- Troy, Jack – Atlanta Scribe Lauds Bruins' Game Fight. Los Angeles Times, pg A13, January 2, 1943. Notes "A Bruin is no match for a Bulldog. This was proved beyond the shadow of a doubt or the shadows that lengthened in the del arroyo sector yesterday afternoon as Georgia walloped U.C.L.A., 9 to 0. and in so doing roiled up 23 first downs to only 5." Jack Troy was a journalist with the Atlanta Constitution
- Braven, Dyer – Georgia Team Called Great in Action Packed Tilt, Game Thrills 90,000 Fans, U.C.L.A. Considered Lucky to Hold Score Down to 9 Points. Los Angeles Times, January 2, 1943. Notes: "The chap who wrote "Georgia on My Mind" must have been thinking about the great Dixie football team which defeated U.C.L.A., 9 to 0, yesterday in the famed Rose Bowl."
- Wolf, Al – Babe Horrell Lauds Victorious Bulldogs Trippi Praised as Best Back Bruins' Coach Says Georgia Best Team His Boys Met All Season. Los Angeles Times, Pg A12 January 2, 1943
- Lowry, Paul – Wally Butts in Sweat Over Bruins' Defense. Los Angeles Times, January 2, 1943. Notes: "The Bruin rock-ribbed defensive play got Coach Wally Butts of Georgia in such a sweat that he was the first guy to reach the showers as the Bulldogs charged hilariously into their dressing quarters after the Rose Bowl game yesterday."
- Zimmerman, Paul – Sports Postscripts. Los Angeles Times, January 2, 1943. Notes: "If you think directing a visiting Rose Bowl team is all beer and skittles, you should have worn the shoes of Coach Wallace Butts, the Georgia grid master"
- Spectator Dies in Grandstand, Excitement Brings Fatal Heart Attack to 52-Year-Old Fan. Los Angeles Times, January 2, 1943.

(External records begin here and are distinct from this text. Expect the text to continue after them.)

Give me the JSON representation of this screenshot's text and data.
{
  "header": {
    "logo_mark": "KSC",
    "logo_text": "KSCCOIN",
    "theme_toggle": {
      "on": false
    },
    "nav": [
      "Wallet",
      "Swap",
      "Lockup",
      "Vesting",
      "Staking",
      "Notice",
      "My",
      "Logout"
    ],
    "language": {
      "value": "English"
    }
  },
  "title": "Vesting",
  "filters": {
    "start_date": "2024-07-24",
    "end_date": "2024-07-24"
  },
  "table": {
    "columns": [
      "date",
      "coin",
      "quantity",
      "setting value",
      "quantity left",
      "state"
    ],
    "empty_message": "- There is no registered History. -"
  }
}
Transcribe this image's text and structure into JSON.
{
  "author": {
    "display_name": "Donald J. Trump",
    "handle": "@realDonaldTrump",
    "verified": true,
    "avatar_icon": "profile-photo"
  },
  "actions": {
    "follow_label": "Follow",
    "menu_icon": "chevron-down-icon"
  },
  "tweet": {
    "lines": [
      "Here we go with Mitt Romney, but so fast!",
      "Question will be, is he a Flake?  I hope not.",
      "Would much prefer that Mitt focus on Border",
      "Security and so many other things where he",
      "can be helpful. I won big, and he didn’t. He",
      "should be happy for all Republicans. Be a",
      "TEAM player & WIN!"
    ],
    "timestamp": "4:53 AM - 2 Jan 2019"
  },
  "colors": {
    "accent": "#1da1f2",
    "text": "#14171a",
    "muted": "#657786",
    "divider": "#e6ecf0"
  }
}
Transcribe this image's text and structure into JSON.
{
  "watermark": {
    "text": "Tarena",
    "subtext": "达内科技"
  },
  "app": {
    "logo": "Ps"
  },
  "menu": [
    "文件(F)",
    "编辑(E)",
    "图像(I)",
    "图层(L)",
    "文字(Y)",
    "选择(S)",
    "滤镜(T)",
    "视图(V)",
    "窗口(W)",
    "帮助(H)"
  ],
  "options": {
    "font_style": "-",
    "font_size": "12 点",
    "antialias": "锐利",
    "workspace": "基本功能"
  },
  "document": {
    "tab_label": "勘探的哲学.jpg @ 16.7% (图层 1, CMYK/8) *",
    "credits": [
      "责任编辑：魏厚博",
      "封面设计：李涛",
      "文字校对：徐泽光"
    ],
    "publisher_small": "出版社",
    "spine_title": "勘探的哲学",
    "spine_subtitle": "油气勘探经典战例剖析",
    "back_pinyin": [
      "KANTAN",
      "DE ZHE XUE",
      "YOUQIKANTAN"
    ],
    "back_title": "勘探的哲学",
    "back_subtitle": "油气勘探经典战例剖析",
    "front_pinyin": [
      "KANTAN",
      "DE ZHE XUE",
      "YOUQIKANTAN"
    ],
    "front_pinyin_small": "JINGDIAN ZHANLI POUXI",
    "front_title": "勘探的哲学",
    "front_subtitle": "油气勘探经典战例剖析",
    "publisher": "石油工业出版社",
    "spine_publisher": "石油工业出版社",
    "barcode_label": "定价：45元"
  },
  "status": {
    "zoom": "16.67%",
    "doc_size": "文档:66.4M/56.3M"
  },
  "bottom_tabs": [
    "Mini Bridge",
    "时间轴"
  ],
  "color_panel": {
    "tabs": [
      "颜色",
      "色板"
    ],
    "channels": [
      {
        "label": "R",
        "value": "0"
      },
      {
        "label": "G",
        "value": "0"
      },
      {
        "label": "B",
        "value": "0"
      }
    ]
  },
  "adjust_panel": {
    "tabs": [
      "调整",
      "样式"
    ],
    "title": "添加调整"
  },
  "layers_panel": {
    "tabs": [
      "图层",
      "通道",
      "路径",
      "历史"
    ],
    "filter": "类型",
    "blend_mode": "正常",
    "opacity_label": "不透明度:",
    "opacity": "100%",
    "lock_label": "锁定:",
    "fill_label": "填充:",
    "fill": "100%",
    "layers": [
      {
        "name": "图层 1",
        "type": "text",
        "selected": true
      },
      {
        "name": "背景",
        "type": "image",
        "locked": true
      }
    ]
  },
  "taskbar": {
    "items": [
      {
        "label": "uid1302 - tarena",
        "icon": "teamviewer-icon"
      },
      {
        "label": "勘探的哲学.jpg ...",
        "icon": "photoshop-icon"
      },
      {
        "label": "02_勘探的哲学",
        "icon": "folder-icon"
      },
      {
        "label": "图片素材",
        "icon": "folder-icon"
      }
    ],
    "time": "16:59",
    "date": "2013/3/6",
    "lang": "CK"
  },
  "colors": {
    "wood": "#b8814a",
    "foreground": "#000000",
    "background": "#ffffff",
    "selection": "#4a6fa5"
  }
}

- Dyer, Braven – Victorious Georgia Team Heads Home Tonight. Dixie Grids Take It Easy Coach Butts Gives Boys Run of the Town Prior to departure. Los Angeles Times, Pg A7, January 3, 1943. Notes: "While football fans of Southern California still were busy yesterday replaying the 1943 Rose Bowl thriller, Georgia's pigskin squad had the "run of the place" through courtesy of Coach Wally Butts."
- Foster, Chris – UCLA Lost Big Fan When Mickey Rooney Died. Los Angeles Times, April 10, 2014. Quote: "Mickey Rooney knew one of the guys and was really attached to the team", said Ed Tyler, who played on the 1942 team. "He and Ava Gardner rented the Cocoanut Grove ballroom at the Ambassador Hotel and threw us a big party after the [Rose Bowl]. I got to light Ava Gardner's cigarette."
- Lynn Compton aka Buck (90) died from complications of a heart attack. April 4, 2012.
- McLellan, Dennis – Lynn D. 'Buck' Compton dies at 90; judge also known for World War II service Los Angeles Times, February 29, 2012
- Ralph D. Russo – Georgia, USC would make good championship matchup. Associated Press College Football, Appeared in Honolulu Advertiser, January 2, 2008.